The Queen’s House is a former royal residence built between 1616–1619 in Greenwich, originally a few miles downriver from London, and now a district in the south east of the city. Its architect was Inigo Jones, for whom it was a crucial early commission, for Anne of Denmark, the queen of King James I of England. It was altered and completed by Jones, in a second campaign about 1635 for Henrietta Maria, queen of King Charles I. The Queen’s House is one of the most important buildings in British architectural history, being the first consciously classical building to have been constructed in Britain. It was Jones’s first major commission after returning from his 1613–1615 Grand Tour of Roman, Renaissance and Palladian architecture in Italy.
National Maritime Museum, Greenwich. Caird Collection
Inigo Jones wanted his buildings to be
“Sollid, proportionable according to the rules, masculine and unaffected”.1
However it was not until the eighteenth century that Jones’s ideas were taken up by Lord Burlington, Colen Campbell and William Kent and disseminated widely.
In Campbell’s highly important Vitruvius Britannicus of 1715 he advocated a return to the ‘Antique Simplicity of the ancients’. This was part of the architectural movement known as Neo-Palladiansism and was to lead to such buildings as Wilbury and Stourhead.
It was built as an adjunct to the Tudor Palace of Greenwich, previously known, before its redevelopment by Henry VII as the Palace of Placentia, which was a rambling, mainly red-brick building in a more vernacular style. This would have presented a dramatic contrast of appearance to the newer, white-painted House, although the latter was much smaller and really a modern version of an older tradition of private ‘garden houses’, not a public building, and one used only by the queen’s privileged inner circle. However, the House’s original use was short – no more than seven years – before the English Civil War began in 1642 and swept away the court culture from which it sprang. Of its interiors, three ceilings and some wall decorations survive in part, but no interior remains in its original state.

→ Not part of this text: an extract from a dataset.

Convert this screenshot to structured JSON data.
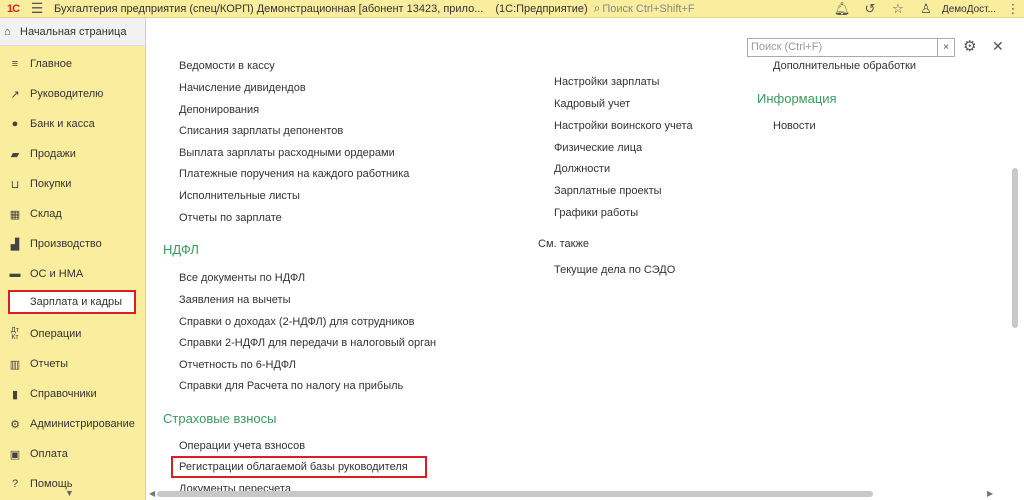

Although the House survived as an official building—being used for the lying-in-state of Commonwealth Generals-at-Sea Richard Deane (1653) and Robert Blake (1657)—the main palace was progressively demolished from the 1660s to 1690s and replaced by the Royal Hospital for Seamen, built 1696–1751 to the master-plan of Sir Christopher Wren. This is now called the Old Royal Naval College, after its later use from 1873 to 1998. The position of the House, and Queen Mary II’s order that it retain its view to the river (only gained on demolition of the older Palace), dictated Wren’s Hospital design of two matching pairs of ‘courts’ separated by a grand ‘visto’ exactly the width of the House (115 ft). The whole forms an impressive architectural ensemble that stretches from the Thames to Greenwich Park and is one of the principal features that in 1997 led UNESCO to inscribe ‘Maritime Greenwich’ as a World Heritage Site.
From 1806 the House itself was the centre of what, from 1892, became the Royal Hospital School for the sons of seamen. This necessitated new accommodation wings, and a flanking pair to east and west were added and connected to the House by colonnades from 1807 (designed by London Docks architect Daniel Asher Alexander), with further surviving extensions up to 1876. In 1933 the school moved to Holbrook, Suffolk. Its Greenwich buildings, including the House, were converted and restored to become the new National Maritime Museum (NMM), created by Act of Parliament in 1934 and opened in 1937. Further major restoration, including of all its services, was completed in 1990 with additional work in 1998–99.
Since 2001 the House has been reorganised to showcase the Museum’s fine-art collection, with an ongoing programme of displays and temporary exhibitions, including contemporary work. It has an active events and education programme and continues in its successful role as a place for corporate and private entertainment.
The Queen’s House is both a Grade I listed building and a Scheduled ancient monument, a status which includes the 115-foot-wide (35 m), axial vista to the River Thames.
I was asked to assist with appropriate paint colours. Part of the project involved the measuring of existing external colours. Following that exercise I was commissioned to investigate the paint history of the exterior of the Queen’s House and the National Maritime Museum.
1 J. Alfred Gotch. Inigo Jones. London. 1928. pp.81-82.
This has been taken largely from Wikipedia and the website of The Queen’s House.